WHAT IS EXPECTED: Would you copy the lines below exactly and omit the images?

(Extracted data entries)

• • • •

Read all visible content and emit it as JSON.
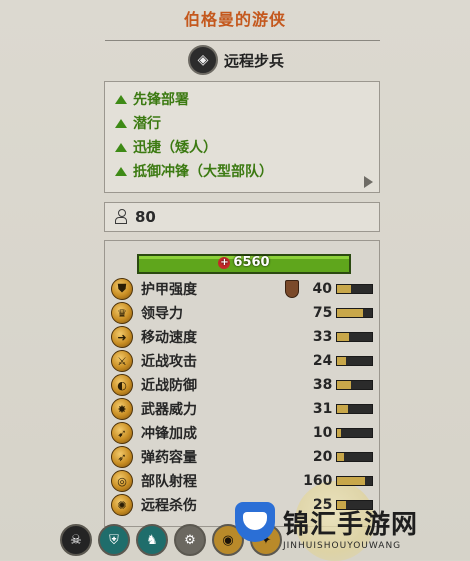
{
  "unit_name": "伯格曼的游侠",
  "unit_type": {
    "label": "远程步兵",
    "icon": "crosshair-icon"
  },
  "abilities": [
    {
      "label": "先锋部署",
      "icon": "green-triangle-icon"
    },
    {
      "label": "潜行",
      "icon": "green-triangle-icon"
    },
    {
      "label": "迅捷（矮人）",
      "icon": "green-triangle-icon"
    },
    {
      "label": "抵御冲锋（大型部队）",
      "icon": "green-triangle-icon"
    }
  ],
  "cost": {
    "value": "80",
    "icon": "unit-cost-icon"
  },
  "health": {
    "value": "6560"
  },
  "stats": [
    {
      "label": "护甲强度",
      "value": "40",
      "icon": "armour-icon",
      "shield": true,
      "fill": 0.4
    },
    {
      "label": "领导力",
      "value": "75",
      "icon": "leadership-icon",
      "fill": 0.75
    },
    {
      "label": "移动速度",
      "value": "33",
      "icon": "speed-icon",
      "fill": 0.33
    },
    {
      "label": "近战攻击",
      "value": "24",
      "icon": "melee-attack-icon",
      "fill": 0.24
    },
    {
      "label": "近战防御",
      "value": "38",
      "icon": "melee-defence-icon",
      "fill": 0.38
    },
    {
      "label": "武器威力",
      "value": "31",
      "icon": "weapon-strength-icon",
      "fill": 0.31
    },
    {
      "label": "冲锋加成",
      "value": "10",
      "icon": "charge-bonus-icon",
      "fill": 0.1
    },
    {
      "label": "弹药容量",
      "value": "20",
      "icon": "ammunition-icon",
      "fill": 0.2
    },
    {
      "label": "部队射程",
      "value": "160",
      "icon": "range-icon",
      "fill": 0.8
    },
    {
      "label": "远程杀伤",
      "value": "25",
      "icon": "missile-damage-icon",
      "fill": 0.25
    }
  ],
  "bottom_icons": [
    "skull-icon",
    "shield-icon",
    "deer-icon",
    "gear-icon",
    "eye-icon",
    "ability-icon"
  ],
  "watermark": {
    "title": "锦汇手游网",
    "subtitle": "JINHUISHOUYOUWANG"
  }
}
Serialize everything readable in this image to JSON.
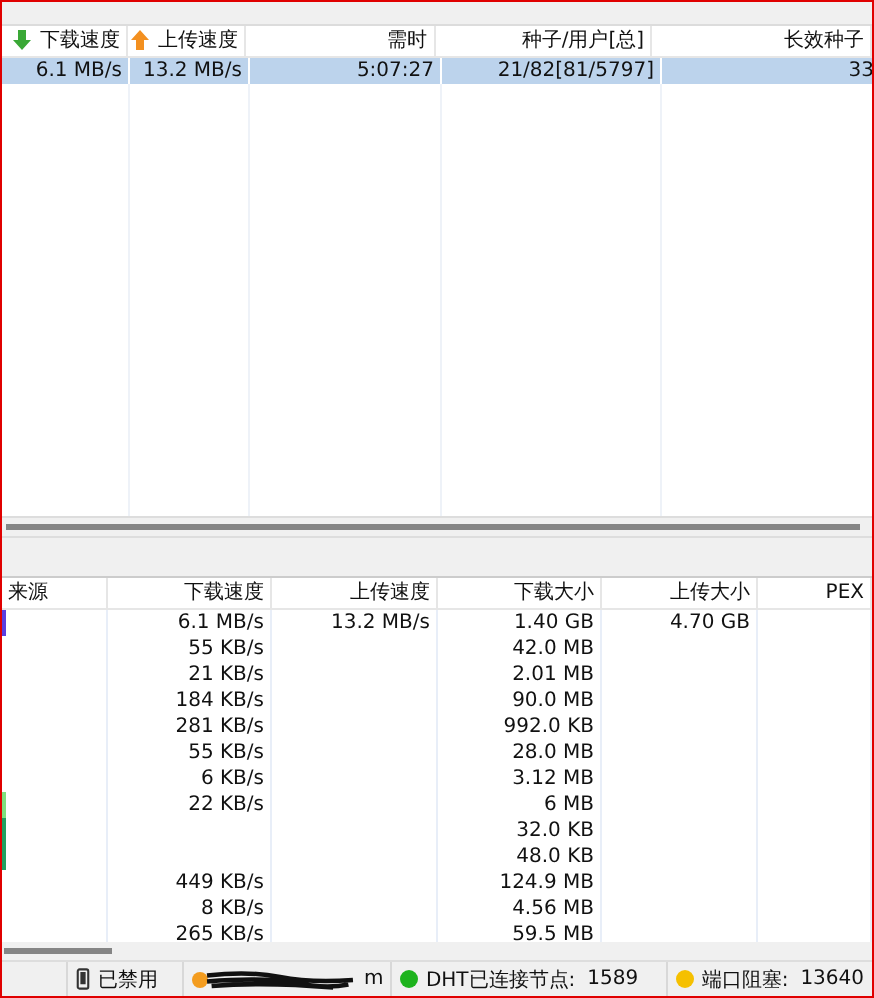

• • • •

EXPECTED ANSWER:
Read all visible content and emit it as JSON.
{
  "unit_name": "伯格曼的游侠",
  "unit_type": {
    "label": "远程步兵",
    "icon": "crosshair-icon"
  },
  "abilities": [
    {
      "label": "先锋部署",
      "icon": "green-triangle-icon"
    },
    {
      "label": "潜行",
      "icon": "green-triangle-icon"
    },
    {
      "label": "迅捷（矮人）",
      "icon": "green-triangle-icon"
    },
    {
      "label": "抵御冲锋（大型部队）",
      "icon": "green-triangle-icon"
    }
  ],
  "cost": {
    "value": "80",
    "icon": "unit-cost-icon"
  },
  "health": {
    "value": "6560"
  },
  "stats": [
    {
      "label": "护甲强度",
      "value": "40",
      "icon": "armour-icon",
      "shield": true,
      "fill": 0.4
    },
    {
      "label": "领导力",
      "value": "75",
      "icon": "leadership-icon",
      "fill": 0.75
    },
    {
      "label": "移动速度",
      "value": "33",
      "icon": "speed-icon",
      "fill": 0.33
    },
    {
      "label": "近战攻击",
      "value": "24",
      "icon": "melee-attack-icon",
      "fill": 0.24
    },
    {
      "label": "近战防御",
      "value": "38",
      "icon": "melee-defence-icon",
      "fill": 0.38
    },
    {
      "label": "武器威力",
      "value": "31",
      "icon": "weapon-strength-icon",
      "fill": 0.31
    },
    {
      "label": "冲锋加成",
      "value": "10",
      "icon": "charge-bonus-icon",
      "fill": 0.1
    },
    {
      "label": "弹药容量",
      "value": "20",
      "icon": "ammunition-icon",
      "fill": 0.2
    },
    {
      "label": "部队射程",
      "value": "160",
      "icon": "range-icon",
      "fill": 0.8
    },
    {
      "label": "远程杀伤",
      "value": "25",
      "icon": "missile-damage-icon",
      "fill": 0.25
    }
  ],
  "bottom_icons": [
    "skull-icon",
    "shield-icon",
    "deer-icon",
    "gear-icon",
    "eye-icon",
    "ability-icon"
  ],
  "watermark": {
    "title": "锦汇手游网",
    "subtitle": "JINHUISHOUYOUWANG"
  }
}
Serialize everything readable in this image to JSON.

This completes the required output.